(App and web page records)
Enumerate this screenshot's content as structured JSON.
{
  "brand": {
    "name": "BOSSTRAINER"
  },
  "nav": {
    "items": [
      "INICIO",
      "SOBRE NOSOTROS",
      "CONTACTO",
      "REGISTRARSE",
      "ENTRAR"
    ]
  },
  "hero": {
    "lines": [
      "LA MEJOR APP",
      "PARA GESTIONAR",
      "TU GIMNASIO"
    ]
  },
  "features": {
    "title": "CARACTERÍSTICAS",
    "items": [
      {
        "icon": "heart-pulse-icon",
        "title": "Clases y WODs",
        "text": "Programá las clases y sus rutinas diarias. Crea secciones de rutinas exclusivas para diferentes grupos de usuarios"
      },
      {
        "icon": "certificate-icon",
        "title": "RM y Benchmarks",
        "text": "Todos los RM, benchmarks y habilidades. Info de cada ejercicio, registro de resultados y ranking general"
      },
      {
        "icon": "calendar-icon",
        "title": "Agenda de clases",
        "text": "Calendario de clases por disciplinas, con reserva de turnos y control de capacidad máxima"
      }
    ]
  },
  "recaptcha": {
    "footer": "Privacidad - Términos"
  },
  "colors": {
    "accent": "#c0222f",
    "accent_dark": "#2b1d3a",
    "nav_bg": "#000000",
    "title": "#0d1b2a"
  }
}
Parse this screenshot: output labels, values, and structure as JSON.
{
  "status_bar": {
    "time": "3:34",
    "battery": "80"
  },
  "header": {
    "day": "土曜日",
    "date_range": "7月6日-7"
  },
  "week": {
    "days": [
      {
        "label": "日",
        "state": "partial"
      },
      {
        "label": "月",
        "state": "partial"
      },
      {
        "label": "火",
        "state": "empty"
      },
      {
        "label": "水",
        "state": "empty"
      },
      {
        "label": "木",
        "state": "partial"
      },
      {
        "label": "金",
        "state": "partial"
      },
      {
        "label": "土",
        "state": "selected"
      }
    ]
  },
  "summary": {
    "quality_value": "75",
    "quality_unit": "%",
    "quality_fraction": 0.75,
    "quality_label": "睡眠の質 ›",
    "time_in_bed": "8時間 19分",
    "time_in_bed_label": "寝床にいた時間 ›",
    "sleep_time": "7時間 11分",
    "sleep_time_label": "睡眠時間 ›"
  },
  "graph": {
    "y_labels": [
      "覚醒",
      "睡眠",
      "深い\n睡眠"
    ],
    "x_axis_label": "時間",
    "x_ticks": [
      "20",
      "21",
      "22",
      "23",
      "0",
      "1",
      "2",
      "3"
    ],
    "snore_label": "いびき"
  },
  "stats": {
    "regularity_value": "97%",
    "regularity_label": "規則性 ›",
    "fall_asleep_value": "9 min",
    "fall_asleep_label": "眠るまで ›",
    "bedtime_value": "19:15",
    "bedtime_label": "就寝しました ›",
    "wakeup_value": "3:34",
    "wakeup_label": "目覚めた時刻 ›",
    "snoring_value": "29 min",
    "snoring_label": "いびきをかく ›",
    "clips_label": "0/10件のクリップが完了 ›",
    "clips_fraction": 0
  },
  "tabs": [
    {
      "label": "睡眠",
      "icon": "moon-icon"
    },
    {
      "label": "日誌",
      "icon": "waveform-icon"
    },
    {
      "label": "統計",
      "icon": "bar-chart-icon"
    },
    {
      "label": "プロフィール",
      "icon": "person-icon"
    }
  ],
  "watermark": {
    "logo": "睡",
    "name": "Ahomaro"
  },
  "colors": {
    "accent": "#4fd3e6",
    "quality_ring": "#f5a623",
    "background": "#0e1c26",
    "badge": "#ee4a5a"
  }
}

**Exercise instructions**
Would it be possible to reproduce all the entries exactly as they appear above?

**Exercise output**
Enumerate this screenshot's content as structured JSON.
{
  "brand": {
    "name": "BOSSTRAINER"
  },
  "nav": {
    "items": [
      "INICIO",
      "SOBRE NOSOTROS",
      "CONTACTO",
      "REGISTRARSE",
      "ENTRAR"
    ]
  },
  "hero": {
    "lines": [
      "LA MEJOR APP",
      "PARA GESTIONAR",
      "TU GIMNASIO"
    ]
  },
  "features": {
    "title": "CARACTERÍSTICAS",
    "items": [
      {
        "icon": "heart-pulse-icon",
        "title": "Clases y WODs",
        "text": "Programá las clases y sus rutinas diarias. Crea secciones de rutinas exclusivas para diferentes grupos de usuarios"
      },
      {
        "icon": "certificate-icon",
        "title": "RM y Benchmarks",
        "text": "Todos los RM, benchmarks y habilidades. Info de cada ejercicio, registro de resultados y ranking general"
      },
      {
        "icon": "calendar-icon",
        "title": "Agenda de clases",
        "text": "Calendario de clases por disciplinas, con reserva de turnos y control de capacidad máxima"
      }
    ]
  },
  "recaptcha": {
    "footer": "Privacidad - Términos"
  },
  "colors": {
    "accent": "#c0222f",
    "accent_dark": "#2b1d3a",
    "nav_bg": "#000000",
    "title": "#0d1b2a"
  }
}
Parse this screenshot: output labels, values, and structure as JSON.
{
  "status_bar": {
    "time": "3:34",
    "battery": "80"
  },
  "header": {
    "day": "土曜日",
    "date_range": "7月6日-7"
  },
  "week": {
    "days": [
      {
        "label": "日",
        "state": "partial"
      },
      {
        "label": "月",
        "state": "partial"
      },
      {
        "label": "火",
        "state": "empty"
      },
      {
        "label": "水",
        "state": "empty"
      },
      {
        "label": "木",
        "state": "partial"
      },
      {
        "label": "金",
        "state": "partial"
      },
      {
        "label": "土",
        "state": "selected"
      }
    ]
  },
  "summary": {
    "quality_value": "75",
    "quality_unit": "%",
    "quality_fraction": 0.75,
    "quality_label": "睡眠の質 ›",
    "time_in_bed": "8時間 19分",
    "time_in_bed_label": "寝床にいた時間 ›",
    "sleep_time": "7時間 11分",
    "sleep_time_label": "睡眠時間 ›"
  },
  "graph": {
    "y_labels": [
      "覚醒",
      "睡眠",
      "深い\n睡眠"
    ],
    "x_axis_label": "時間",
    "x_ticks": [
      "20",
      "21",
      "22",
      "23",
      "0",
      "1",
      "2",
      "3"
    ],
    "snore_label": "いびき"
  },
  "stats": {
    "regularity_value": "97%",
    "regularity_label": "規則性 ›",
    "fall_asleep_value": "9 min",
    "fall_asleep_label": "眠るまで ›",
    "bedtime_value": "19:15",
    "bedtime_label": "就寝しました ›",
    "wakeup_value": "3:34",
    "wakeup_label": "目覚めた時刻 ›",
    "snoring_value": "29 min",
    "snoring_label": "いびきをかく ›",
    "clips_label": "0/10件のクリップが完了 ›",
    "clips_fraction": 0
  },
  "tabs": [
    {
      "label": "睡眠",
      "icon": "moon-icon"
    },
    {
      "label": "日誌",
      "icon": "waveform-icon"
    },
    {
      "label": "統計",
      "icon": "bar-chart-icon"
    },
    {
      "label": "プロフィール",
      "icon": "person-icon"
    }
  ],
  "watermark": {
    "logo": "睡",
    "name": "Ahomaro"
  },
  "colors": {
    "accent": "#4fd3e6",
    "quality_ring": "#f5a623",
    "background": "#0e1c26",
    "badge": "#ee4a5a"
  }
}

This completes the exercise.